March 24, 2016

A religious gender gap for Christians, but not for Muslims

Gender gap in worship service attendance differs between Muslim-majority and Christian-majority countries

One of the most striking findings in a new Pew Research Center analysis of survey and census data on gender and religion is that while Christian women are on the whole more religious than Christian men, Muslim women and Muslim men have similar levels of religious commitment. And when it comes to attendance at worship services, Muslim men are more active than Muslim women.

This assessment emerges from data collected in scores of predominantly Muslim and predominantly Christian countries comparing men and women on several key measures of religious commitment. For instance, Christian women report praying daily more frequently than Christian men by an overall average of 10 percentage points (61% vs. 51%) across 54 countries where data are available. In some countries, the gap is much bigger, ranging up to 25 percentage points in Greece. By contrast, Muslim women are about as likely as Muslim men to report praying daily as (72% vs. 71%) across 40 countries where data are available.

Among Christians, women are more religious than men on all measures; gender gaps among Muslims are less consistent

Christian women also are more likely than Christian men – by an average of 7 percentage points (68% vs. 61%) – to say religion is “very important” to them. In some nations, such as Peru, Chile and the U. S., this gap expands to 10 percentage points, and in South Korea it reaches 23 points.

But among Muslims, there is no difference between the shares of Muslim women and Muslim men (76% vs. 76%) who say religion is very important to them across 38 of the 40 countries with data on this measure of commitment.

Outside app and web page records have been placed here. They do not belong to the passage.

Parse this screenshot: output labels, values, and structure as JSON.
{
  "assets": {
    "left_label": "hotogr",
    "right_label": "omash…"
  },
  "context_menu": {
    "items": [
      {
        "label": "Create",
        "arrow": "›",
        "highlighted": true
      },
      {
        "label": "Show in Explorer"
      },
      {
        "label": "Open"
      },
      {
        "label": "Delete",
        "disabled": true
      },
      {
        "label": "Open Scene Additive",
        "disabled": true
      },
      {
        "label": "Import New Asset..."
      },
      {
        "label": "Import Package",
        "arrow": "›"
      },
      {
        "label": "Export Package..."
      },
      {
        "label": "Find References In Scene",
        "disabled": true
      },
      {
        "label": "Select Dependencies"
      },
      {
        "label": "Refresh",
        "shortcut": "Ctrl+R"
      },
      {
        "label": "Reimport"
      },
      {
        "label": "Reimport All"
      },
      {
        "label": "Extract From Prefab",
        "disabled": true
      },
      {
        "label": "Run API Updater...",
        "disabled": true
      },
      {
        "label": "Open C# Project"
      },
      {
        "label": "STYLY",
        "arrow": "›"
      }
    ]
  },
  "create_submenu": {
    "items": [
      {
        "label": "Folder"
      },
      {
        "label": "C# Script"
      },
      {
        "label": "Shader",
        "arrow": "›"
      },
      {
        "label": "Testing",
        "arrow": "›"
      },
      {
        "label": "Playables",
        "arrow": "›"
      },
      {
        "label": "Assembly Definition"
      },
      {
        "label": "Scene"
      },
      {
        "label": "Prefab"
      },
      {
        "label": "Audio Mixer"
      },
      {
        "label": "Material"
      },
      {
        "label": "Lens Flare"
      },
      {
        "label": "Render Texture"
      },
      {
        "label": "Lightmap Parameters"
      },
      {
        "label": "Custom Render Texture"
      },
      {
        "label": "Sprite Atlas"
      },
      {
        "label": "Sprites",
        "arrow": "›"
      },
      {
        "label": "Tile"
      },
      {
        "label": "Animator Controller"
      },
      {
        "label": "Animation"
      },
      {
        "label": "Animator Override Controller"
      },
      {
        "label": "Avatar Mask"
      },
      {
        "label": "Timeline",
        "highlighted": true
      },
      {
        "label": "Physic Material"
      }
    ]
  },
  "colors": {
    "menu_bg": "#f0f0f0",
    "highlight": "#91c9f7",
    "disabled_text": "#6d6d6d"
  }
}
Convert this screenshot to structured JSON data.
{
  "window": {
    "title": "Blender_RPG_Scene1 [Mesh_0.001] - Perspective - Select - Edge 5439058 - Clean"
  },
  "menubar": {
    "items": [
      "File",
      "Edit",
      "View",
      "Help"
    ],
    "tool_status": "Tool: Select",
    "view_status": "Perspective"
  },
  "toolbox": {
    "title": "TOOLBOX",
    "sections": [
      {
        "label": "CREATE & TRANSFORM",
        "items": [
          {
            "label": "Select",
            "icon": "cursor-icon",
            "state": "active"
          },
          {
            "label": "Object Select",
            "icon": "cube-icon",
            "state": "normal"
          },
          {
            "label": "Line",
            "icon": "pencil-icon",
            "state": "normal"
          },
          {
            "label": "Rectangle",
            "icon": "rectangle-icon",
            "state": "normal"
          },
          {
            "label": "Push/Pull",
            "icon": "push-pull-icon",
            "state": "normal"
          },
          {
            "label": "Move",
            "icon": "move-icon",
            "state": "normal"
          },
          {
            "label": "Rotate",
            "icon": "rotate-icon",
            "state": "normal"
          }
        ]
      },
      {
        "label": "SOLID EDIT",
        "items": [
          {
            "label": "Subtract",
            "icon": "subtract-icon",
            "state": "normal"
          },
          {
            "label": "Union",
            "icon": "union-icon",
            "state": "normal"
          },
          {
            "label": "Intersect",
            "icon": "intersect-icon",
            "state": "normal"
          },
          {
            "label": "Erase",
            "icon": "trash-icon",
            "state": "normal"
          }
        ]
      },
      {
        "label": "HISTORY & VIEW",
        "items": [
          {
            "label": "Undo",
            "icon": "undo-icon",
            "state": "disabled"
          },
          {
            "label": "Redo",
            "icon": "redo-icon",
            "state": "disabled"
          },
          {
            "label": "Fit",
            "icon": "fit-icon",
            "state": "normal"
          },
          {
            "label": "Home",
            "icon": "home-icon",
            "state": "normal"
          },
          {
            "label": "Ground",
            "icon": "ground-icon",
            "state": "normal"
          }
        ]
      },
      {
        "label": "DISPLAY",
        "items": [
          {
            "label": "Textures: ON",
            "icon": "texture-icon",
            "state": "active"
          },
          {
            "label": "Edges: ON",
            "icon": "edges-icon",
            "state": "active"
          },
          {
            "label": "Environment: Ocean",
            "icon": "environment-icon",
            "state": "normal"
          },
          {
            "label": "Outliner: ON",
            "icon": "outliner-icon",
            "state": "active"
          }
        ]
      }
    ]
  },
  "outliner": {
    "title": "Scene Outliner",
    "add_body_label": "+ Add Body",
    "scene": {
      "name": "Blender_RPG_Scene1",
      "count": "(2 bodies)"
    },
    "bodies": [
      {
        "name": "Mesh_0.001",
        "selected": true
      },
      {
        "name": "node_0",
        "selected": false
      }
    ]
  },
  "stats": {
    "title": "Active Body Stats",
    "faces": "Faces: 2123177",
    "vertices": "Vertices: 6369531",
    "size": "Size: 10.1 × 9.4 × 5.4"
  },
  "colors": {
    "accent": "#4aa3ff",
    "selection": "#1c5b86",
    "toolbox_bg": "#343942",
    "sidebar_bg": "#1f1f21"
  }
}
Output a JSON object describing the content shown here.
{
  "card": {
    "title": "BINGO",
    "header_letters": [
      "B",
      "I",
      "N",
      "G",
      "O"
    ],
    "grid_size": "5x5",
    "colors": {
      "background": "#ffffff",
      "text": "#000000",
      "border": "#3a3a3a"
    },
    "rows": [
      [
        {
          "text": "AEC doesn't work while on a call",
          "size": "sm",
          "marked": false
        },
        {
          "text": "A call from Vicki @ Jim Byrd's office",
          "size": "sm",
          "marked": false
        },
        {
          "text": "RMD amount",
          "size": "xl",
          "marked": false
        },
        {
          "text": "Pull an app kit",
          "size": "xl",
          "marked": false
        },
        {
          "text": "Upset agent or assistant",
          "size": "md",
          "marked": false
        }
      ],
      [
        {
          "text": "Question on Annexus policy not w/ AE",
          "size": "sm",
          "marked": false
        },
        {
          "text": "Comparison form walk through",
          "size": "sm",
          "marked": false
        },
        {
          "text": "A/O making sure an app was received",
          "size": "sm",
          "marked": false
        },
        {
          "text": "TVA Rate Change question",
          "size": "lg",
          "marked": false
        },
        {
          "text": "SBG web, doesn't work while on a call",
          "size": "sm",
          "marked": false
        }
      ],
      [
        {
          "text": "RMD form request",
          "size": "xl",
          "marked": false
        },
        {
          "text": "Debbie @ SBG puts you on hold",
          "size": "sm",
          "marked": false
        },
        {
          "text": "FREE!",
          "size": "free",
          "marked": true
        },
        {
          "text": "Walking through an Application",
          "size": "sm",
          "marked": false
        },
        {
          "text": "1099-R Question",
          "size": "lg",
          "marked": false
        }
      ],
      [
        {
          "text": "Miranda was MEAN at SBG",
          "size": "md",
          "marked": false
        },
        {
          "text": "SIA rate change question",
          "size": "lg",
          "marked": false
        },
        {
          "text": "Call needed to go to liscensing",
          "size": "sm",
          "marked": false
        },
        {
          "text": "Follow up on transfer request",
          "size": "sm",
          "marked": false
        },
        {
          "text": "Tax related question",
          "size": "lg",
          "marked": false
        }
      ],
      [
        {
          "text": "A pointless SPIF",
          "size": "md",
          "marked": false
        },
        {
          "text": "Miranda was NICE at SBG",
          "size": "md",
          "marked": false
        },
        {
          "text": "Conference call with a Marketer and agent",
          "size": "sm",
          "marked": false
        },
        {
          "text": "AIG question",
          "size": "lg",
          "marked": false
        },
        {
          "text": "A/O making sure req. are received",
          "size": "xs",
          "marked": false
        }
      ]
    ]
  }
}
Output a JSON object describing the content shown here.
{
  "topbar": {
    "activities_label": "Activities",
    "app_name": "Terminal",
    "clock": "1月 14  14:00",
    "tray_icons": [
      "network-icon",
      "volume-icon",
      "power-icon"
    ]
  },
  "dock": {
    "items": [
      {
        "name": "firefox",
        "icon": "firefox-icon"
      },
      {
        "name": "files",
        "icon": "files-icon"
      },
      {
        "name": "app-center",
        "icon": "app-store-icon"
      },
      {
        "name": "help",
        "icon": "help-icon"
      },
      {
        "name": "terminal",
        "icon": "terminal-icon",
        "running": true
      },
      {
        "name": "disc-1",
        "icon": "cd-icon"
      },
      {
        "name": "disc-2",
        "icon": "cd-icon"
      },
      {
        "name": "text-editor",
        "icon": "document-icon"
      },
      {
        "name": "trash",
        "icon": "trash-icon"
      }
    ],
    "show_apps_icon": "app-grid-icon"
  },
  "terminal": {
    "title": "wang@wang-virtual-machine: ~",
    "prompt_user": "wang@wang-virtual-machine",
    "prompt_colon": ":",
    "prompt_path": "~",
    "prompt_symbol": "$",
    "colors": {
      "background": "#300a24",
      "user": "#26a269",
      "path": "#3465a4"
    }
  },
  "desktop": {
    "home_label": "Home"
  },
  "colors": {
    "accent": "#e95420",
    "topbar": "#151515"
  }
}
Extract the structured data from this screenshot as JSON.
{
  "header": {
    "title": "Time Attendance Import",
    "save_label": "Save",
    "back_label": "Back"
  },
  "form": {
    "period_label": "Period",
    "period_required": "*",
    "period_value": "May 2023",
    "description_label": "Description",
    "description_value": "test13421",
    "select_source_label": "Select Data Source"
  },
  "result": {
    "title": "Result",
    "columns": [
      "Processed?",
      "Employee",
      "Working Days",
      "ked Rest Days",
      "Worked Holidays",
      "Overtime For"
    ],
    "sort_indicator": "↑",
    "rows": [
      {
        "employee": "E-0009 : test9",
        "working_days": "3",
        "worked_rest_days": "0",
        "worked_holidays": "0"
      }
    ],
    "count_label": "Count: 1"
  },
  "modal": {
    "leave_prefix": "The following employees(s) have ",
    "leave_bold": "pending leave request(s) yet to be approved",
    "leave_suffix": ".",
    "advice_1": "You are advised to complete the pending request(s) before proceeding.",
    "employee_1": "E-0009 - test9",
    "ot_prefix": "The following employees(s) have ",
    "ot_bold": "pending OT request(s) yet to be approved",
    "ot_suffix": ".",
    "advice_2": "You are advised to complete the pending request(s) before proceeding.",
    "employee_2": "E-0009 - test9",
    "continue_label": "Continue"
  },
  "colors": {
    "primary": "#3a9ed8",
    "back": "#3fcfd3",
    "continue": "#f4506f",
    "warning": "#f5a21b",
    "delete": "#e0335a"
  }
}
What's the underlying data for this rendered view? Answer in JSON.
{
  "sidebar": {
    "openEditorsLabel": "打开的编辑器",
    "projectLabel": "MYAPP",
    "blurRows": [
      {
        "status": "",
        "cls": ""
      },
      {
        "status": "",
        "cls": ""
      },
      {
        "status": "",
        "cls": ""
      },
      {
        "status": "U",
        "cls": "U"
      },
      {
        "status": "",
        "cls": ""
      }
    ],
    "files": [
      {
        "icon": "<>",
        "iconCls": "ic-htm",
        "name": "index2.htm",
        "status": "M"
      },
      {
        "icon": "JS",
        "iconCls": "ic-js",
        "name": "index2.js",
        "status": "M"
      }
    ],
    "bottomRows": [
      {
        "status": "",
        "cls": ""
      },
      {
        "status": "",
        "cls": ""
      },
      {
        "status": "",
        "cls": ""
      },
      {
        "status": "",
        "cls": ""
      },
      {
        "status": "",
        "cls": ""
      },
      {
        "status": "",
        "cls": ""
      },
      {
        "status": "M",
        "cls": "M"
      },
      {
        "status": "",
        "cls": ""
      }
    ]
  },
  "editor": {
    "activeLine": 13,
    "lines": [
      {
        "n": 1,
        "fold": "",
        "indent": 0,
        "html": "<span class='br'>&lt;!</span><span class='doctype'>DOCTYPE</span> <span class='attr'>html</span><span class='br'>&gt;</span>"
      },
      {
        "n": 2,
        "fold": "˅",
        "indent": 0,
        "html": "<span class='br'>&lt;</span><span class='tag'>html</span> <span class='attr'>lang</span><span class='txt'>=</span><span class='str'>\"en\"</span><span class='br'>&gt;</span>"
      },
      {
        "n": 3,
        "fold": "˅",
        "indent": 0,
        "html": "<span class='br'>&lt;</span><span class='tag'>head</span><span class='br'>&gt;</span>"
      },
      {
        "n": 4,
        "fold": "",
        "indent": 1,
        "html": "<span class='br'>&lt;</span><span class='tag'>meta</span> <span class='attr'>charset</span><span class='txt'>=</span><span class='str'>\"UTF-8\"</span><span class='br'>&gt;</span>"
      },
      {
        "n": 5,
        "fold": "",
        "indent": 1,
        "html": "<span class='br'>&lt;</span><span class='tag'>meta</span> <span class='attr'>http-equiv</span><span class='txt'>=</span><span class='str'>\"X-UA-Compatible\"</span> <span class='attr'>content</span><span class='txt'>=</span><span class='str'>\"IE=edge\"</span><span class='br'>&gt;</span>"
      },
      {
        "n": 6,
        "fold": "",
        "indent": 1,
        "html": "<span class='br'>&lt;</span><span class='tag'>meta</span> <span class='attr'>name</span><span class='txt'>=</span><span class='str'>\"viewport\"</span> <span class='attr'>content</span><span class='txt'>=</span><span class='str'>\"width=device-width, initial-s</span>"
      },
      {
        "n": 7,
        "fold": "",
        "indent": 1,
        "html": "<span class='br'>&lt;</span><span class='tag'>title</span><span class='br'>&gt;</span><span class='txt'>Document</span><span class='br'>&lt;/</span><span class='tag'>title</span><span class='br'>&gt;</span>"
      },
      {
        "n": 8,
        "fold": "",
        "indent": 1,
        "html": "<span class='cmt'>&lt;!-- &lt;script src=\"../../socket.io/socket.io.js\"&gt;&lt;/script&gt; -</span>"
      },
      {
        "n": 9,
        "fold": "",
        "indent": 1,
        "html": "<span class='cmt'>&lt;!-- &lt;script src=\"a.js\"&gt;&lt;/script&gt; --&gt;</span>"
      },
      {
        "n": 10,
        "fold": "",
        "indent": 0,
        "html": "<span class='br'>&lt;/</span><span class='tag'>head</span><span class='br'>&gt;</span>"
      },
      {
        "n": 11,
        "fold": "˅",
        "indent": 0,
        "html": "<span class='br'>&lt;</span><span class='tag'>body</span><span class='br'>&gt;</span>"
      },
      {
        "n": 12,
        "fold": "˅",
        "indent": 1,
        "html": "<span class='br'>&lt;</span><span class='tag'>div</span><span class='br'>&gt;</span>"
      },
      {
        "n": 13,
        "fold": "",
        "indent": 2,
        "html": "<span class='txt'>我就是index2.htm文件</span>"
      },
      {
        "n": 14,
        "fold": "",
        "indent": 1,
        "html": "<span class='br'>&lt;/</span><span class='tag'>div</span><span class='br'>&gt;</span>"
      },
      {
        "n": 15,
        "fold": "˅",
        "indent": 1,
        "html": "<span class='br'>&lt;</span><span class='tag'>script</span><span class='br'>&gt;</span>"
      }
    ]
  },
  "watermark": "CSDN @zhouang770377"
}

Another area where Christians and Muslims differ is attendance at worship services. Many more Muslim men than Muslim women (70% vs. 42%) report attending services weekly across the 39 countries with data on this subject, leading to a large average gender difference of 28 percentage points. Greater attendance levels among Muslim men are due in large part to the fact that in most Islamic countries, Muslim men are expected to attend Friday midday prayers in a mosque, while women are not. Women can fulfill their prayer obligation individually, either inside or outside the mosque.

When it comes to attendance among Christians, however, Christian women are more likely than Christian men – by an average of 7 percentage points (53% vs. 46%) – to report attending services weekly across 53 countries where data exist on this subject.

Topics: Christians and Christianity, Gender, Muslims and Islam, Religion and Society, Religious Beliefs and Practices

  1. is a senior writer/ editor focusing on religion at Pew Research Center.

3 Comments

  1. Anonymous4 months ago

    But pew don’t understand . Christian men and Christian women have church house everday ! . especially Indonesia , China , Taiwan , Korea , Japan , Mongolia , Turki , Israel , Arab , UEA , Yaman , and Aljazair . Pew must understand any Christian people have Church unknown because for defense from muslim government or other look like China . China have 259 million Christian people

  2. Mark Smith6 months ago

    Could it be the more a religion provides the legitimacy for control over every aspect of women’s lives particularly a woman’s sexuality the more ‘religious’ are the Males of any such culture will be as the Males will necessarily need to combine together en mass to preserve that which could not otherwise be preserved?

  3. Kaniss kanis6 months ago

    We have created a sort of „world religion survey” website: thisreligion.com

    The main goal is to engage people and make them think for a while about religion.

    Due to recent tense situation across the whole Europe, this website can be used as a religion “barometer”

    Please use this website and the app as you feel.

    Best,
    Michael